So you want to believe in magic, do you? That’s the conclusion I draw from the unusually high interest in my last post, The Magical Now, second only to my June post explaining spirituality to Supreme Court Justice Anton Scalia.
Or maybe there are just a lot of folks off work this week with extra time to read random blogs.
Whatever the reason, my response as a blogger must be to draft another post with the word “magical” in the title because it’s all about views and likes and followers and statistics. Right? One must build one’s “platform.”
Not so much. That’s what I was told when I started blogging, but the stats goal has proved less than inspiring — hardly worth emptying your heart onto the page week after week, year after year. Catchy titles or no, blogging, for me, is mostly about connecting: with people, with ideas, and with spirit.
Which brings us back to magic.
Magic is about connection. Connecting the dots, connecting the seen with the unseen, connecting with elements or spirits or entities greater than ourselves.
Magic is also about control, or the hope of control. The official definition of magic is “the power of apparently influencing the course of events by using mysterious or supernatural forces.” Ah, yes, the illusion of control.

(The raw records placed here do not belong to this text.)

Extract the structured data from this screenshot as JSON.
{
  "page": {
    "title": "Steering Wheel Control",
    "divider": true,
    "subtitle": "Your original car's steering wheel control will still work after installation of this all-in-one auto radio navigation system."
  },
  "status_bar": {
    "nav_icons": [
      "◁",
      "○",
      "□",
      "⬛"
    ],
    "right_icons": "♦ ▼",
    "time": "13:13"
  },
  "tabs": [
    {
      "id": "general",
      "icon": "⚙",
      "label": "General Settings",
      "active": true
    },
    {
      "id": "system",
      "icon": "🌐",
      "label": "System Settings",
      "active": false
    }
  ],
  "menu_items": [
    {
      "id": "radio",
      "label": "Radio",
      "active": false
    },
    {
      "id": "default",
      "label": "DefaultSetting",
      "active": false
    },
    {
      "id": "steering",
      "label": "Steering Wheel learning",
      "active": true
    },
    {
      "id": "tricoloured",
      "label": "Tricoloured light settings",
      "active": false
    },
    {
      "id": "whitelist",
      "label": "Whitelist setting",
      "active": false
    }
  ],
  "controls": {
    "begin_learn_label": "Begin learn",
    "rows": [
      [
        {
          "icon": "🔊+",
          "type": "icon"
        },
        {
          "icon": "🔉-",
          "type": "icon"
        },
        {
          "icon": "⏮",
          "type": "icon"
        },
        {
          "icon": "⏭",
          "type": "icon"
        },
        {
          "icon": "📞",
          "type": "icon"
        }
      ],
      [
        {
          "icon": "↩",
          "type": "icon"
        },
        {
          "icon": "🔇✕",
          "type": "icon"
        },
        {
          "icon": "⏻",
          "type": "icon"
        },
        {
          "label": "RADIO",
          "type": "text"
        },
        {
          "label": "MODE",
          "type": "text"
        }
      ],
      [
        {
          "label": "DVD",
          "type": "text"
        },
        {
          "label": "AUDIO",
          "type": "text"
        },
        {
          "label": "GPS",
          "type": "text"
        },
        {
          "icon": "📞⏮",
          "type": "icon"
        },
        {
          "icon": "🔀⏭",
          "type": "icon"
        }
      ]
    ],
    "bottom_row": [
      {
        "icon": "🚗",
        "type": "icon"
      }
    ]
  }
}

How well I remember it.
Surrendering to the Season
The enchantment that reigns during this ‘in-between,” liminal Christmas week is of the connection variety, not the control variety. It’s spiritual, more than magical. It’s about surrendering the need to control, and connecting to the peace and love of the season.
But that doesn’t mean you don’t have some control. You do. You have choices.
This week, you can choose to slow down enough to notice the spiritual. Allow the waters of your soul to calm so that you can see past the surface to what’s underneath.
You can choose to open your hands and accept the gift of grace that’s offered at this time of year. You may not be able to “influence the course of events” through magic, but you might find a touch of what the bible calls “the peace that passes all understanding.”
“The Darkness Draws Back”
In Shakespeare’s Hamlet, Marcellus waxes eloquent about this “gracious” season “wherein our Saviour’s birth is celebrated,” and “the bird of dawning singeth all night long;” the rooster’s crowing keeps the powers of darkness at bay.
Horatio responds, “So have I heard, and do in part believe.” Like many of us, Horatio kind of wants to believe, but he can’t quite allow his mind to surrender to the truth he senses in his spirit.
One of my favorite lines in the bible is a man telling Jesus, “Lord, I believe; help my unbelief.” He recognizes that we need divine help to release our illusions of control, to let go of our agendas, to be still and stand in the threshold between this world and the next, hands unclenched and wide open.
I like how author Frederick Buechner frames the choice we have this week:
“At Christmastime it is hard even for the unbeliever not to believe in something if not in everything. Peace on earth, good will to men; a dream of innocence that is good to hold on to even if it is only a dream; the mystery of being a child; the possibility of hope . . . For a moment or two, the darkness of disenchantment, cynicism, doubt, draw back at least a little, and all the usual worldly witcheries lose something of their power to charm. Maybe we cannot manage to believe with all our hearts. But as long as the moments last, we can believe that this is of all things the thing most worth believing. And that may not be as far as it sounds from what belief is.”
May your magical moments last. Happy new year!